__PROMPT__. Reproduce every record below exactly, with the pictures left out.
(Beginning of DATA TO USE)
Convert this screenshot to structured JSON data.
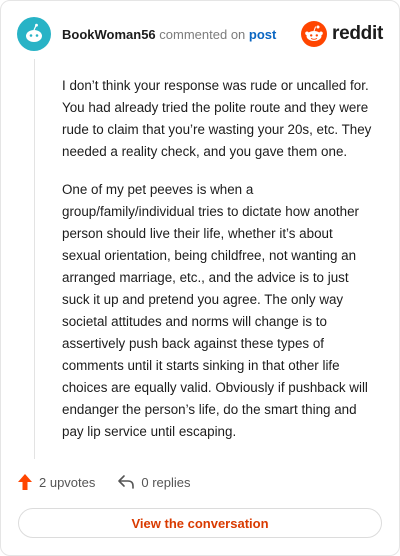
{
  "header": {
    "username": "BookWoman56",
    "verb": "commented on",
    "post_link": "post",
    "brand_name": "reddit",
    "brand_color": "#ff4500"
  },
  "comment": {
    "paragraphs": [
      "I don’t think your response was rude or uncalled for. You had already tried the polite route and they were rude to claim that you’re wasting your 20s, etc. They needed a reality check, and you gave them one.",
      "One of my pet peeves is when a group/family/individual tries to dictate how another person should live their life, whether it’s about sexual orientation, being childfree, not wanting an arranged marriage, etc., and the advice is to just suck it up and pretend you agree. The only way societal attitudes and norms will change is to assertively push back against these types of comments until it starts sinking in that other life choices are equally valid. Obviously if pushback will endanger the person’s life, do the smart thing and pay lip service until escaping."
    ]
  },
  "actions": {
    "upvotes_label": "2 upvotes",
    "upvote_icon": "upvote-arrow-icon",
    "upvote_color": "#ff4500",
    "replies_label": "0 replies",
    "reply_icon": "reply-arrow-icon"
  },
  "cta": {
    "label": "View the conversation",
    "color": "#d93a00"
  }
}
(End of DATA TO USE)
__PROBLEM SOLUTION__.
Convert this screenshot to structured JSON data.
{
  "header": {
    "username": "BookWoman56",
    "verb": "commented on",
    "post_link": "post",
    "brand_name": "reddit",
    "brand_color": "#ff4500"
  },
  "comment": {
    "paragraphs": [
      "I don’t think your response was rude or uncalled for. You had already tried the polite route and they were rude to claim that you’re wasting your 20s, etc. They needed a reality check, and you gave them one.",
      "One of my pet peeves is when a group/family/individual tries to dictate how another person should live their life, whether it’s about sexual orientation, being childfree, not wanting an arranged marriage, etc., and the advice is to just suck it up and pretend you agree. The only way societal attitudes and norms will change is to assertively push back against these types of comments until it starts sinking in that other life choices are equally valid. Obviously if pushback will endanger the person’s life, do the smart thing and pay lip service until escaping."
    ]
  },
  "actions": {
    "upvotes_label": "2 upvotes",
    "upvote_icon": "upvote-arrow-icon",
    "upvote_color": "#ff4500",
    "replies_label": "0 replies",
    "reply_icon": "reply-arrow-icon"
  },
  "cta": {
    "label": "View the conversation",
    "color": "#d93a00"
  }
}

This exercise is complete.